|The Outlander wedding gown, in all its glory - via|
Since that night, there has been a lot of discussion about the gown, and its historical accuracy. Statements from the show's costumer, Terry Dresbach, have justified some things and raised more questions about others.
But I'm going to come right out and say that I personally thought the dress was outstanding, and was surprisingly accurate, if you know what the reference was. So what was that reference?
|Robe de Cour - 1766 - via|
|Sofia Magdalena's wedding gown, 1766 - its missing the fluffy lace sleeves - via|
|Showing the back of a robe de cour - very long train, and also, the skirt and bodice are separate pieces - via|
Extant robes de cour were worn over very wide panniers, and had trained overskirts, separate from the bodice. The overskirts fell over the back of the pannier, and the petticoat acted as an enormous display of all things shiny and expensive, right on the front of the ensemble. Not all robes de cour had the enormous rectangular shape, though, as Isis shows us in this image:
|Wedding breakfast of Empress Maria Theresa of Austria, by Francis of Lorraine, c. 1736 - via|
So to compare the Outlander wedding gown:
- Extremely low, wide, off-the-shoulder neckline
- Back-lacing, heavily-boned bodice
- "Stomacher" is all-in-one with the bodice
- Metallic fabrics and decoration
- Fluffy, lacy sleeves reminiscent of the "stacked" construction seen on originals
- Worn over a wide pannier (pocket hoops are shown later on in the episode)
|Detail of the embroidery on the Outlander gown - via Terry's blog|
- The fluffy, lacy sleeve construction was almost-kindof-there but not quite
- The embroidery design and placement on the skirt (I was quite happy about the bodice's design)
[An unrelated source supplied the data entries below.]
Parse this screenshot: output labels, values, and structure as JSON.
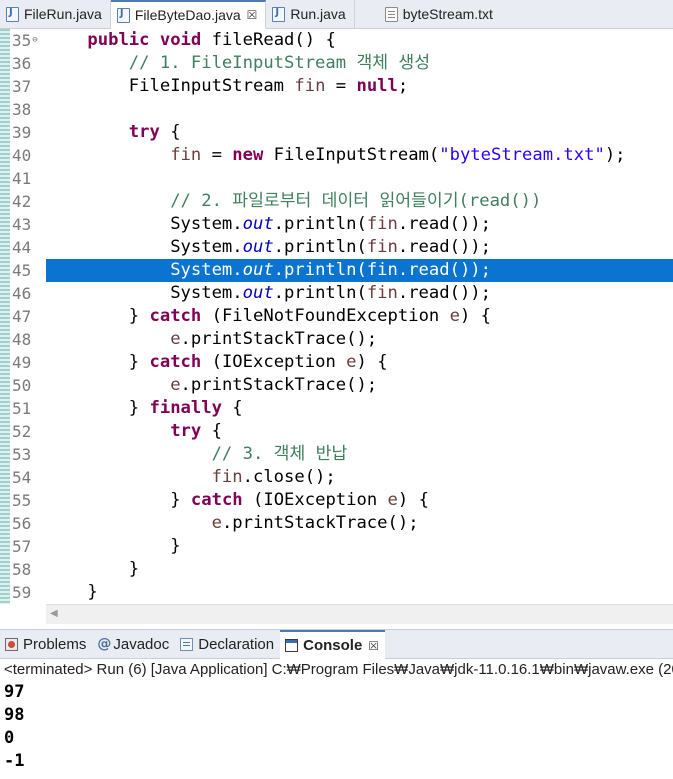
{
  "editor_tabs": [
    {
      "label": "FileRun.java"
    },
    {
      "label": "FileByteDao.java",
      "close": "☒"
    },
    {
      "label": "Run.java"
    },
    {
      "label": "byteStream.txt"
    }
  ],
  "line_numbers": [
    "35",
    "36",
    "37",
    "38",
    "39",
    "40",
    "41",
    "42",
    "43",
    "44",
    "45",
    "46",
    "47",
    "48",
    "49",
    "50",
    "51",
    "52",
    "53",
    "54",
    "55",
    "56",
    "57",
    "58",
    "59"
  ],
  "code": {
    "kw_public": "public",
    "kw_void": "void",
    "method_fileRead": " fileRead() {",
    "comment_1": "// 1. FileInputStream 객체 생성",
    "type_FileInputStream": "FileInputStream",
    "var_fin": "fin",
    "assign": " = ",
    "kw_null": "null",
    "semicolon": ";",
    "kw_try": "try",
    "brace_open": " {",
    "kw_new": "new",
    "new_stream_open": " FileInputStream(",
    "str_filename": "\"byteStream.txt\"",
    "close_paren_semi": ");",
    "comment_2": "// 2. 파일로부터 데이터 읽어들이기(read())",
    "sys": "System.",
    "fld_out": "out",
    "println_open": ".println(",
    "read_close": ".read());",
    "brace_close": "}",
    "kw_catch": "catch",
    "catch_fnf_open": " (FileNotFoundException ",
    "var_e": "e",
    "catch_close": ") {",
    "print_stack": ".printStackTrace();",
    "catch_io_open": " (IOException ",
    "kw_finally": "finally",
    "comment_3": "// 3. 객체 반납",
    "close_call": ".close();"
  },
  "bottom_tabs": {
    "problems": "Problems",
    "javadoc": "Javadoc",
    "javadoc_glyph": "@",
    "declaration": "Declaration",
    "console": "Console",
    "console_close": "☒"
  },
  "console_status": "<terminated> Run (6) [Java Application] C:₩Program Files₩Java₩jdk-11.0.16.1₩bin₩javaw.exe  (20",
  "console_output": [
    "97",
    "98",
    "0",
    "-1"
  ],
  "colors": {
    "keyword": "#7f0055",
    "comment": "#3f7f5f",
    "string": "#2a00ff",
    "field": "#0000c0",
    "selection": "#0a74d0"
  }
}
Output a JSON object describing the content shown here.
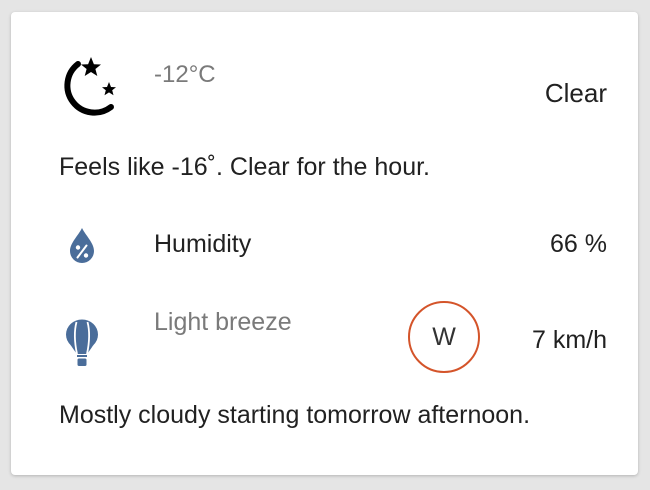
{
  "weather": {
    "condition_icon": "moon-stars-icon",
    "temperature": "-12°C",
    "condition": "Clear",
    "summary": "Feels like -16˚. Clear for the hour.",
    "forecast": "Mostly cloudy starting tomorrow afternoon."
  },
  "humidity": {
    "icon": "humidity-drop-icon",
    "label": "Humidity",
    "value": "66 %"
  },
  "wind": {
    "icon": "hot-air-balloon-icon",
    "label": "Light breeze",
    "direction": "W",
    "speed": "7 km/h"
  },
  "colors": {
    "icon_blue": "#4a6d9a",
    "wind_ring": "#d4542a",
    "muted_text": "#7a7a7a",
    "primary_text": "#212121"
  }
}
- The quality of the fabric
- The bodice and top skirt are sewn together instead of separate.
|Outlander gown's sleeve construction, using smocking. Via Terry's blog|
|An original robe de cour's sleeves, using pleating. The raw edges are there, though. Via Isis' Wardrobe|
So I'm going to stand up and say I absolutely loved the Outlander wedding gown. I thought Terry Dresbach did an outstanding job with combining historical accuracy, modern audience expectation and understanding, and the needs of the production. A show's costuming must speak for the characters, settings, and events in the story, as well as the time period, which is a lot to juggle, and I think Terry did and great job with it.
You can read more about the costumes here
or follow Terry's blog (which construction pictures of the wedding gown), where she specifically notes her inspiration (you'll see many of the same photos).